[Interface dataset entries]
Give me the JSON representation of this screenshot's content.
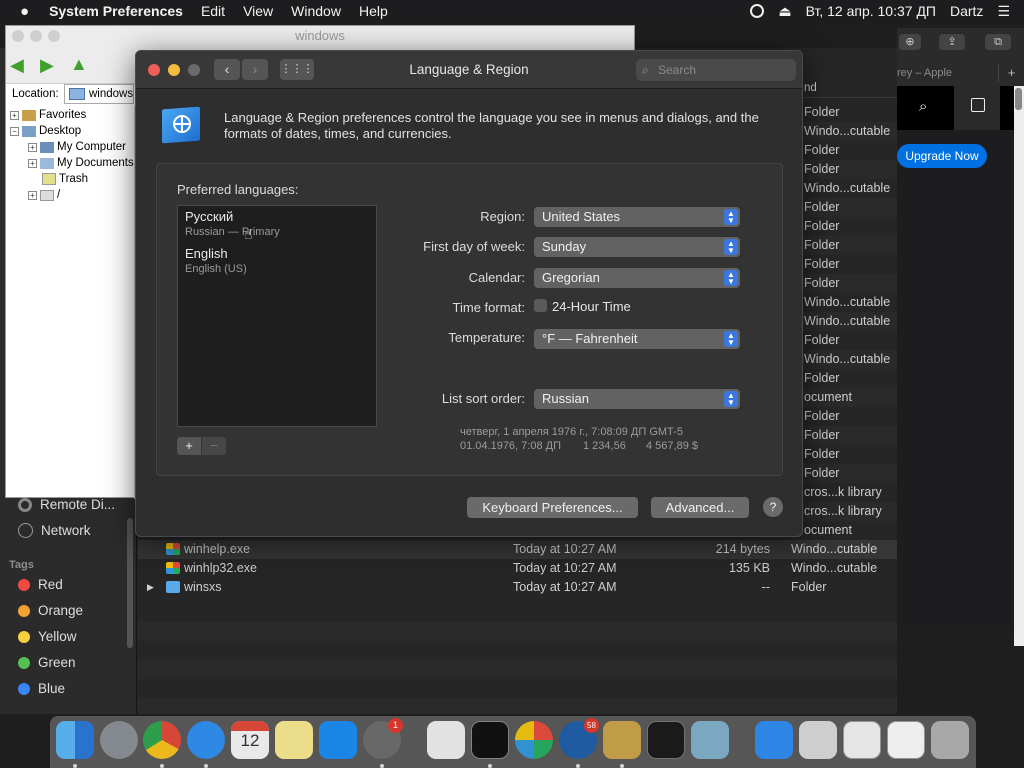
{
  "menubar": {
    "app_name": "System Preferences",
    "items": [
      "Edit",
      "View",
      "Window",
      "Help"
    ],
    "clock": "Вт, 12 апр.  10:37 ДП",
    "user": "Dartz"
  },
  "explorer": {
    "title": "windows",
    "location_label": "Location:",
    "location_value": "windows",
    "tree": [
      "Favorites",
      "Desktop",
      "My Computer",
      "My Documents",
      "Trash",
      "/"
    ]
  },
  "finder": {
    "sidebar": {
      "items": [
        "Remote Di...",
        "Network"
      ],
      "tags_header": "Tags",
      "tags": [
        {
          "label": "Red",
          "color": "#f24a42"
        },
        {
          "label": "Orange",
          "color": "#f3a133"
        },
        {
          "label": "Yellow",
          "color": "#f4d03a"
        },
        {
          "label": "Green",
          "color": "#55c152"
        },
        {
          "label": "Blue",
          "color": "#3a86f5"
        }
      ]
    },
    "kind_header": "nd",
    "kinds": [
      "Folder",
      "Windo...cutable",
      "Folder",
      "Folder",
      "Windo...cutable",
      "Folder",
      "Folder",
      "Folder",
      "Folder",
      "Folder",
      "Windo...cutable",
      "Windo...cutable",
      "Folder",
      "Windo...cutable",
      "Folder",
      "ocument",
      "Folder",
      "Folder",
      "Folder",
      "Folder",
      "cros...k library",
      "cros...k library",
      "ocument"
    ],
    "rows": [
      {
        "name": "winhelp.exe",
        "date": "Today at 10:27 AM",
        "size": "214 bytes",
        "kind": "Windo...cutable"
      },
      {
        "name": "winhlp32.exe",
        "date": "Today at 10:27 AM",
        "size": "135 KB",
        "kind": "Windo...cutable"
      },
      {
        "name": "winsxs",
        "date": "Today at 10:27 AM",
        "size": "--",
        "kind": "Folder"
      }
    ]
  },
  "safari": {
    "tab_label": "rey – Apple",
    "upgrade_label": "Upgrade Now"
  },
  "language_region": {
    "title": "Language & Region",
    "search_placeholder": "Search",
    "description": "Language & Region preferences control the language you see in menus and dialogs, and the formats of dates, times, and currencies.",
    "preferred_languages_label": "Preferred languages:",
    "languages": [
      {
        "name": "Русский",
        "detail": "Russian — Primary"
      },
      {
        "name": "English",
        "detail": "English (US)"
      }
    ],
    "add_label": "+",
    "remove_label": "−",
    "region_label": "Region:",
    "region_value": "United States",
    "first_day_label": "First day of week:",
    "first_day_value": "Sunday",
    "calendar_label": "Calendar:",
    "calendar_value": "Gregorian",
    "time_format_label": "Time format:",
    "time_format_option": "24-Hour Time",
    "time_format_checked": false,
    "temperature_label": "Temperature:",
    "temperature_value": "°F — Fahrenheit",
    "list_sort_label": "List sort order:",
    "list_sort_value": "Russian",
    "sample_date_long": "четверг, 1 апреля 1976 г., 7:08:09 ДП GMT-5",
    "sample_date_short": "01.04.1976, 7:08 ДП",
    "sample_number": "1 234,56",
    "sample_currency": "4 567,89 $",
    "keyboard_prefs_label": "Keyboard Preferences...",
    "advanced_label": "Advanced...",
    "help_label": "?"
  },
  "dock": {
    "badges": {
      "system_prefs": "1",
      "quicktime": "58"
    }
  }
}
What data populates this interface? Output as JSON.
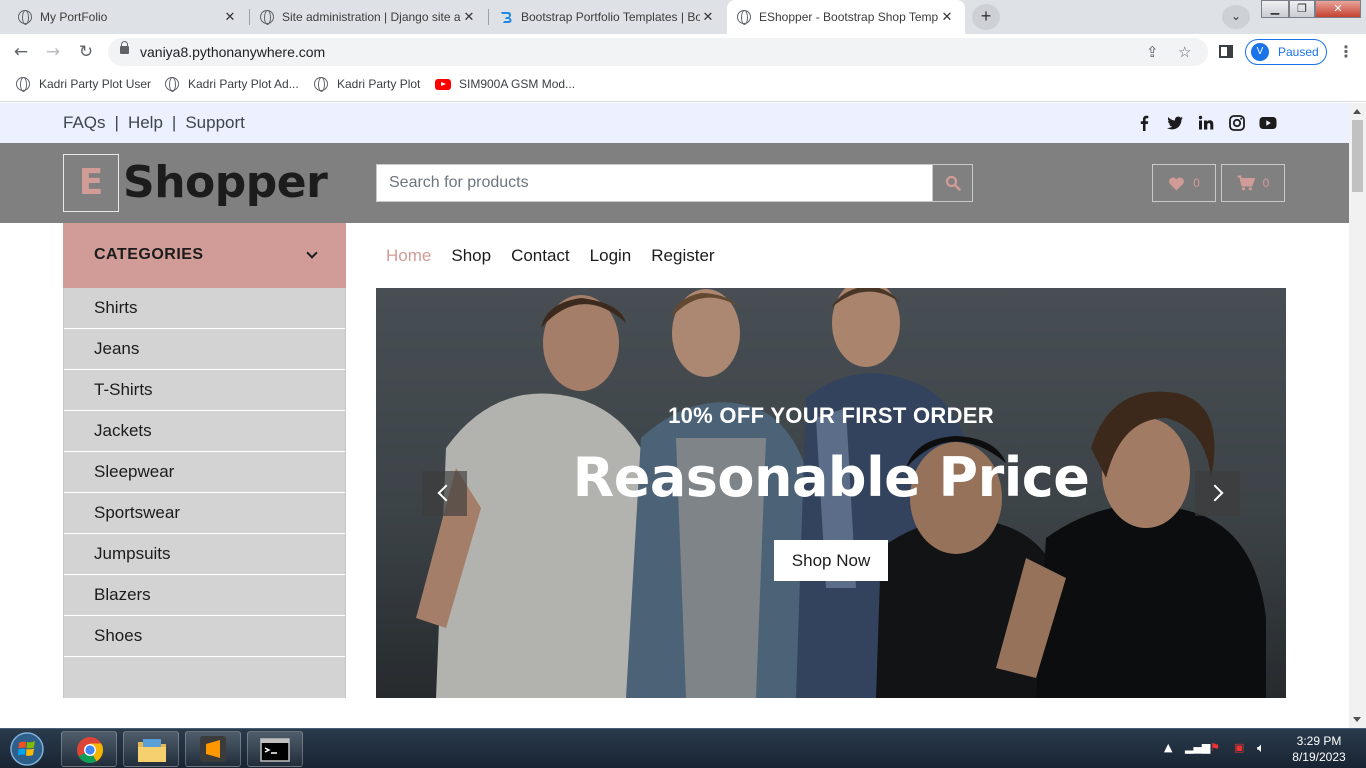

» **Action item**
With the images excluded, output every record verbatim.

» **Answer space**
Give me the JSON representation of this screenshot's content.
{
  "menubar": {
    "app_name": "System Preferences",
    "items": [
      "Edit",
      "View",
      "Window",
      "Help"
    ],
    "clock": "Вт, 12 апр.  10:37 ДП",
    "user": "Dartz"
  },
  "explorer": {
    "title": "windows",
    "location_label": "Location:",
    "location_value": "windows",
    "tree": [
      "Favorites",
      "Desktop",
      "My Computer",
      "My Documents",
      "Trash",
      "/"
    ]
  },
  "finder": {
    "sidebar": {
      "items": [
        "Remote Di...",
        "Network"
      ],
      "tags_header": "Tags",
      "tags": [
        {
          "label": "Red",
          "color": "#f24a42"
        },
        {
          "label": "Orange",
          "color": "#f3a133"
        },
        {
          "label": "Yellow",
          "color": "#f4d03a"
        },
        {
          "label": "Green",
          "color": "#55c152"
        },
        {
          "label": "Blue",
          "color": "#3a86f5"
        }
      ]
    },
    "kind_header": "nd",
    "kinds": [
      "Folder",
      "Windo...cutable",
      "Folder",
      "Folder",
      "Windo...cutable",
      "Folder",
      "Folder",
      "Folder",
      "Folder",
      "Folder",
      "Windo...cutable",
      "Windo...cutable",
      "Folder",
      "Windo...cutable",
      "Folder",
      "ocument",
      "Folder",
      "Folder",
      "Folder",
      "Folder",
      "cros...k library",
      "cros...k library",
      "ocument"
    ],
    "rows": [
      {
        "name": "winhelp.exe",
        "date": "Today at 10:27 AM",
        "size": "214 bytes",
        "kind": "Windo...cutable"
      },
      {
        "name": "winhlp32.exe",
        "date": "Today at 10:27 AM",
        "size": "135 KB",
        "kind": "Windo...cutable"
      },
      {
        "name": "winsxs",
        "date": "Today at 10:27 AM",
        "size": "--",
        "kind": "Folder"
      }
    ]
  },
  "safari": {
    "tab_label": "rey – Apple",
    "upgrade_label": "Upgrade Now"
  },
  "language_region": {
    "title": "Language & Region",
    "search_placeholder": "Search",
    "description": "Language & Region preferences control the language you see in menus and dialogs, and the formats of dates, times, and currencies.",
    "preferred_languages_label": "Preferred languages:",
    "languages": [
      {
        "name": "Русский",
        "detail": "Russian — Primary"
      },
      {
        "name": "English",
        "detail": "English (US)"
      }
    ],
    "add_label": "+",
    "remove_label": "−",
    "region_label": "Region:",
    "region_value": "United States",
    "first_day_label": "First day of week:",
    "first_day_value": "Sunday",
    "calendar_label": "Calendar:",
    "calendar_value": "Gregorian",
    "time_format_label": "Time format:",
    "time_format_option": "24-Hour Time",
    "time_format_checked": false,
    "temperature_label": "Temperature:",
    "temperature_value": "°F — Fahrenheit",
    "list_sort_label": "List sort order:",
    "list_sort_value": "Russian",
    "sample_date_long": "четверг, 1 апреля 1976 г., 7:08:09 ДП GMT-5",
    "sample_date_short": "01.04.1976, 7:08 ДП",
    "sample_number": "1 234,56",
    "sample_currency": "4 567,89 $",
    "keyboard_prefs_label": "Keyboard Preferences...",
    "advanced_label": "Advanced...",
    "help_label": "?"
  },
  "dock": {
    "badges": {
      "system_prefs": "1",
      "quicktime": "58"
    }
  }
}
What data populates this interface? Output as JSON.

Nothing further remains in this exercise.